● INSTRUCTIONS TO FOLLOW
In the data below, how many lines contain the string "nSETTING"? Give only the number.

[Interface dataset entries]
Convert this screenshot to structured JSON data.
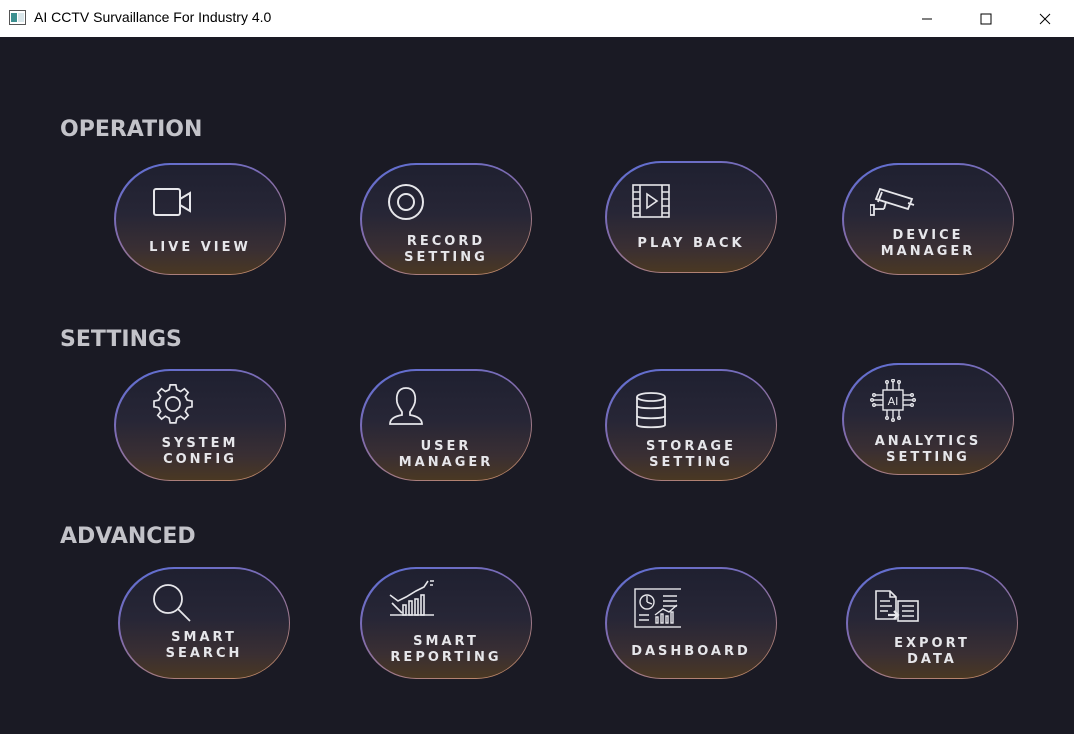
{
  "window": {
    "title": "AI CCTV Survaillance For Industry 4.0",
    "controls": [
      "minimize",
      "maximize",
      "close"
    ]
  },
  "sections": {
    "operation": "OPERATION",
    "settings": "SETTINGS",
    "advanced": "ADVANCED"
  },
  "tiles": {
    "live_view": {
      "label": "LIVE VIEW",
      "icon": "video-camera-icon"
    },
    "record_setting": {
      "label": "RECORD\nSETTING",
      "icon": "record-icon"
    },
    "play_back": {
      "label": "PLAY BACK",
      "icon": "film-play-icon"
    },
    "device_manager": {
      "label": "DEVICE\nMANAGER",
      "icon": "cctv-camera-icon"
    },
    "system_config": {
      "label": "SYSTEM\nCONFIG",
      "icon": "gear-icon"
    },
    "user_manager": {
      "label": "USER\nMANAGER",
      "icon": "user-icon"
    },
    "storage_setting": {
      "label": "STORAGE\nSETTING",
      "icon": "database-icon"
    },
    "analytics_setting": {
      "label": "ANALYTICS\nSETTING",
      "icon": "ai-chip-icon"
    },
    "smart_search": {
      "label": "SMART\nSEARCH",
      "icon": "search-icon"
    },
    "smart_reporting": {
      "label": "SMART\nREPORTING",
      "icon": "bar-chart-icon"
    },
    "dashboard": {
      "label": "DASHBOARD",
      "icon": "dashboard-icon"
    },
    "export_data": {
      "label": "EXPORT\nDATA",
      "icon": "export-document-icon"
    }
  }
}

● RESULT FOR THIS EXERCISE
3